Iraq suffered war-related deaths numbering possibly over 1 million, according to the 2007 Opinion Research Business survey. While it may be impossible to state the exact number, classified US military documents released by WikiLeaks in October 2010, recorded 176,382 injuries, including 99,163 civilian injuries between January 2004 and December 2009. The Iraq Body Count project has recorded a range of at least 185,194 – 208,167 total violent civilian deaths in their database.
British Prime Minister Tony Blair blindly followed US President George W. Bush in March 2003, into attacking, invading, destroying, and occupying Iraq without any provocation or justification. Blair was well aware there were no weapons of mass destruction in Iraq, and there were no terrorist cells there that were connected to the September 11, 2001 attack on the World Trade Center in New York City. A group of Saudi Arabian men, led by an Egyptian manager, Mohamed Atta, and at the behest and orders of a Saudi Arabian, Osama bin Laden, were responsible for the 9/11 horrific attack and mass causalities.
Bush sold Blair on a plan of regime change to turn Iraq into a democracy and begin the process of creating the new Middle East which would be submissive to Israel. Libya, Egypt, Tunisia, and Syria were regime change attacks by the US-NATO forces, including the British military. Libya is still destroyed and has had no stable government since the 2011 US-NATO project began. Egypt had a US-sponsored Muslim Brotherhood President installed by US election rigging carried out by the National Democratic Institute’s manager, Lila Jaafar, but has since revolted against the Radical Islamic group and over-threw the US puppet Morsi. Tunisia has also refused to be a Muslim Brotherhood-controlled country, and the US-NATO project to seat a Muslim Brotherhood dictator in Damascus has utterly failed, but at the cost of thousands dead and injured, millions abroad as refugees, and an economy that has collapsed.
Iraq offers new ground for archaeologists, geologists, and tourists to explore ancient digs and sites, which bolster the tourism sector. The country still has no democracy, the US demanded the government be set up after the war as a sectarian government, which has no similarity whatsoever to the governmental system in America. The British man, Fitton, might be representing Tony Blair in this case, and the Iraqi judge may decide to be severe. Tony Blair will never face justice in a courtroom for the war crimes and crimes against humanity he ordered in Iraq.
Abdul Khayat, of Baghdad, commented that the UK and US should pay for what they have done to Iraq. Khayat lost his home and family in the US-UK attack in 2003. He became a refugee and never returned home to Iraq because the country still has a serious lack of water, electricity, and medical services.
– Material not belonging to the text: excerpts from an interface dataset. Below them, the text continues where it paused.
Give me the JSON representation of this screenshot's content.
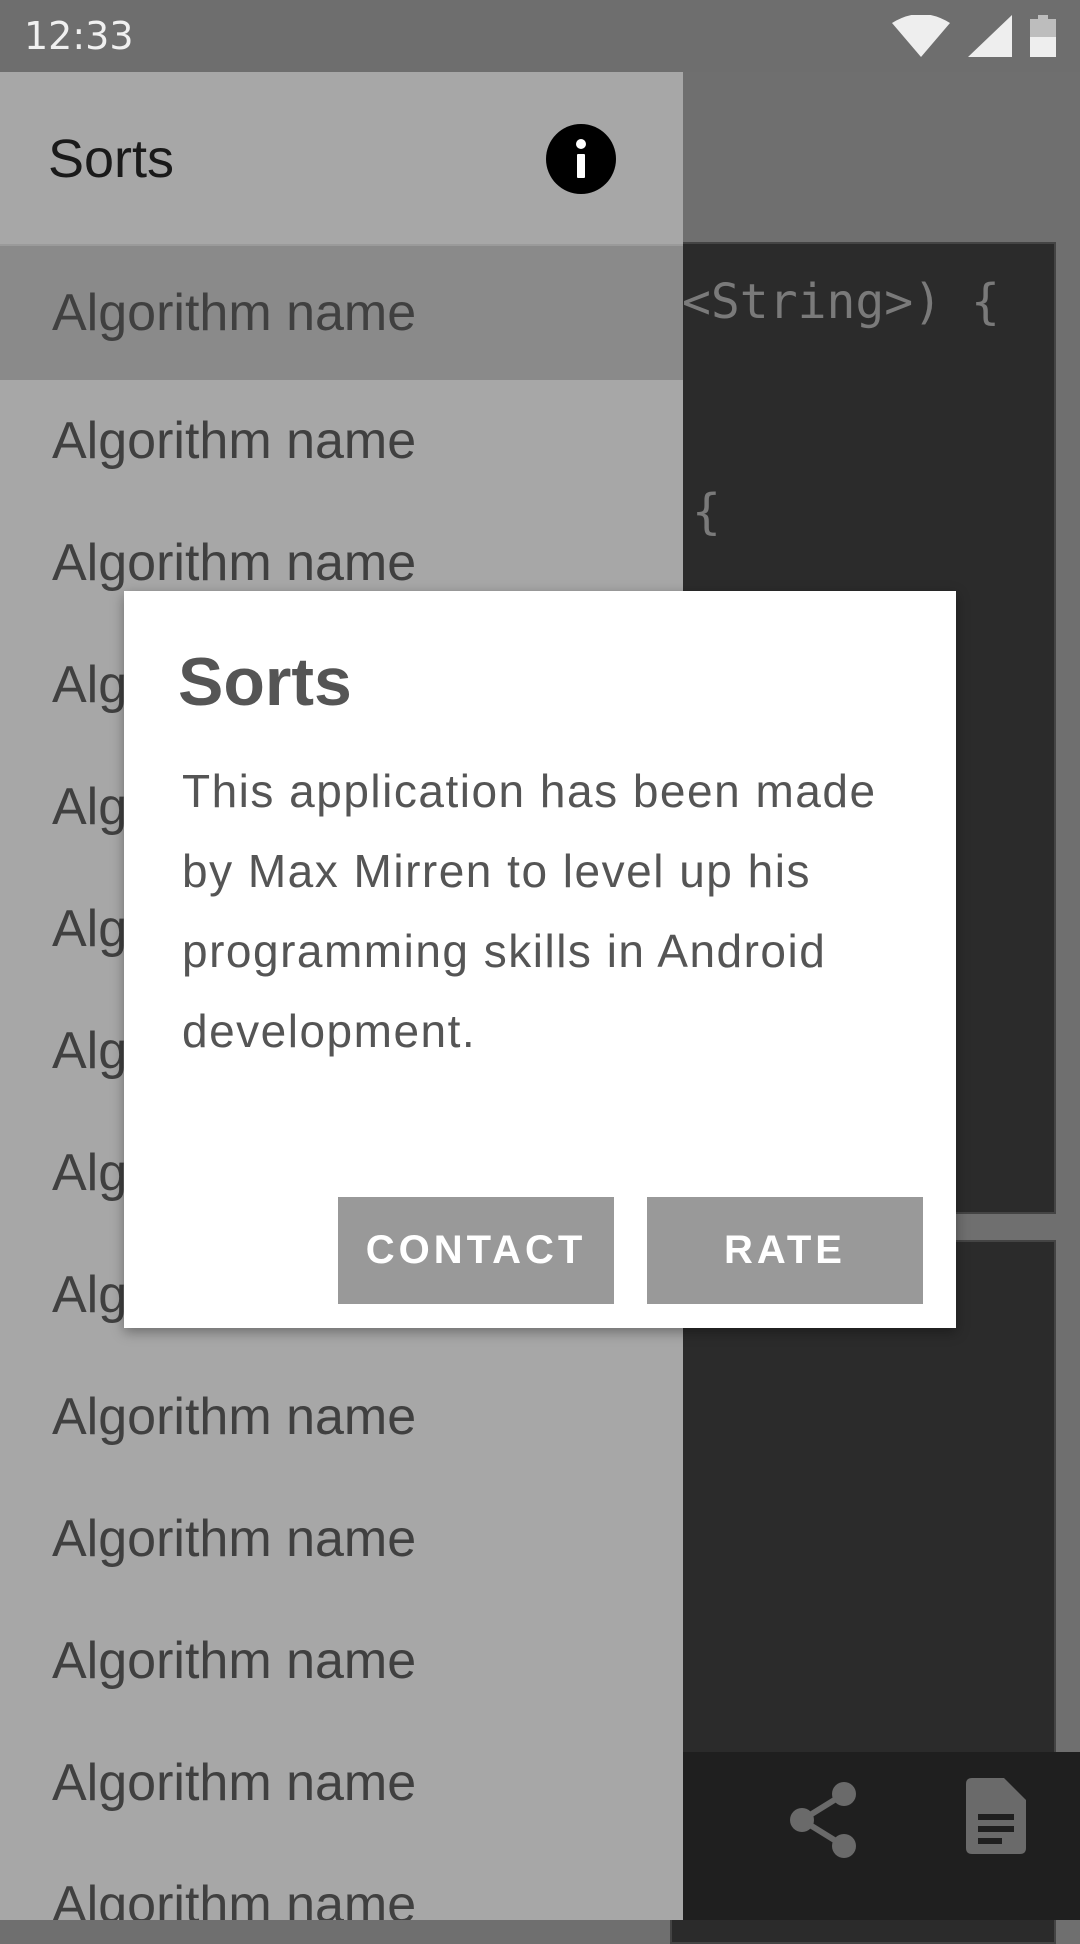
{
  "status_bar": {
    "time": "12:33"
  },
  "code_view": {
    "line1": "<String>) {",
    "line2": "{"
  },
  "drawer": {
    "title": "Sorts",
    "items": [
      "Algorithm name",
      "Algorithm name",
      "Algorithm name",
      "Algorithm name",
      "Algorithm name",
      "Algorithm name",
      "Algorithm name",
      "Algorithm name",
      "Algorithm name",
      "Algorithm name",
      "Algorithm name",
      "Algorithm name",
      "Algorithm name",
      "Algorithm name"
    ]
  },
  "dialog": {
    "title": "Sorts",
    "message": "This application has been made by Max Mirren to level up his programming skills in Android development.",
    "contact_label": "CONTACT",
    "rate_label": "RATE"
  },
  "icons": {
    "info": "info-icon",
    "share": "share-icon",
    "document": "document-icon",
    "wifi": "wifi-icon",
    "signal": "signal-icon",
    "battery": "battery-icon"
  },
  "colors": {
    "drawer_bg": "#a7a7a7",
    "selected_item": "#8a8a8a",
    "dialog_button": "#999999",
    "code_bg": "#2b2b2b"
  }
}
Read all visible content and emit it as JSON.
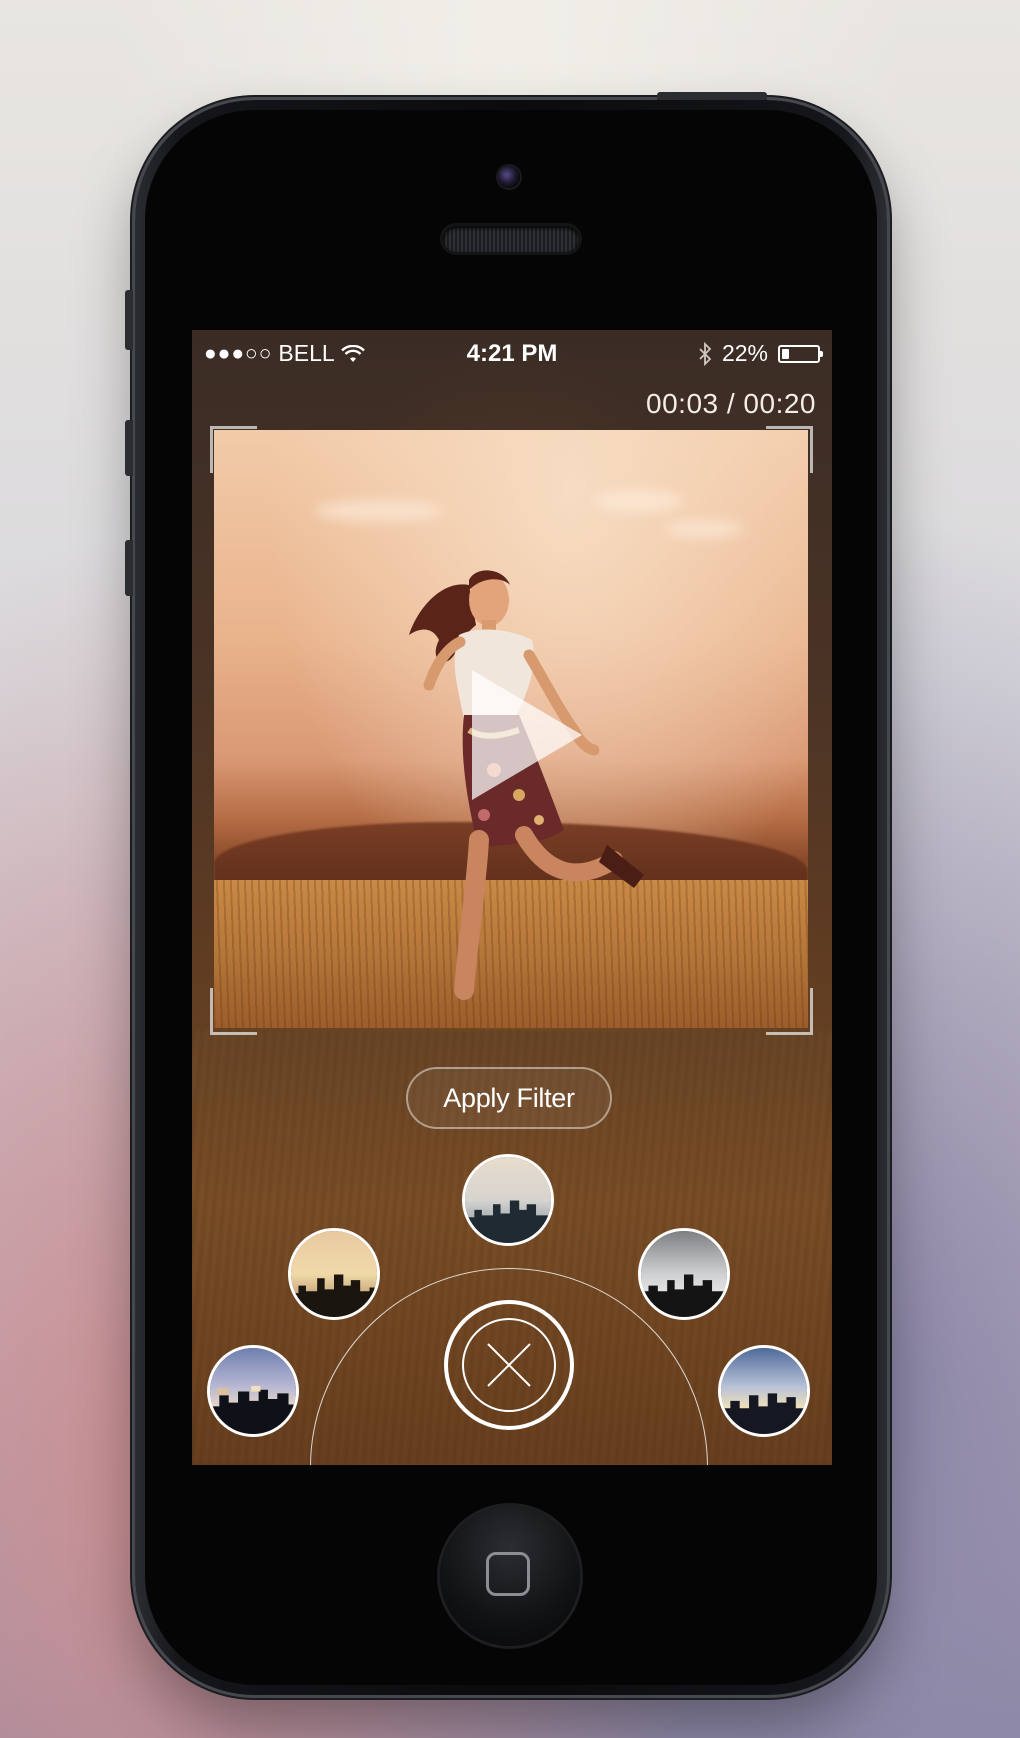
{
  "status_bar": {
    "signal": "●●●○○",
    "carrier": "BELL",
    "time": "4:21 PM",
    "battery_percent": "22%",
    "battery_level": 0.22,
    "icons": [
      "wifi-icon",
      "bluetooth-icon",
      "battery-icon"
    ]
  },
  "player": {
    "timecode": "00:03 / 00:20",
    "current": "00:03",
    "duration": "00:20",
    "play_icon": "play-icon"
  },
  "actions": {
    "apply_filter_label": "Apply Filter",
    "close_icon": "close-icon"
  },
  "filters": [
    {
      "name": "filter-1",
      "style": "pixelated"
    },
    {
      "name": "filter-2",
      "style": "warm"
    },
    {
      "name": "filter-3",
      "style": "cool"
    },
    {
      "name": "filter-4",
      "style": "mono"
    },
    {
      "name": "filter-5",
      "style": "vivid"
    }
  ],
  "colors": {
    "accent": "#ffffff",
    "screen_tint": "#5f3c22"
  }
}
He remembers with nostalgic fondness the security, and lifestyle of Baghdad during the years of Saddam Hussein, before the Bush and Blair war for regime change.
Steven Sahiounie is a two-time award-winning journalist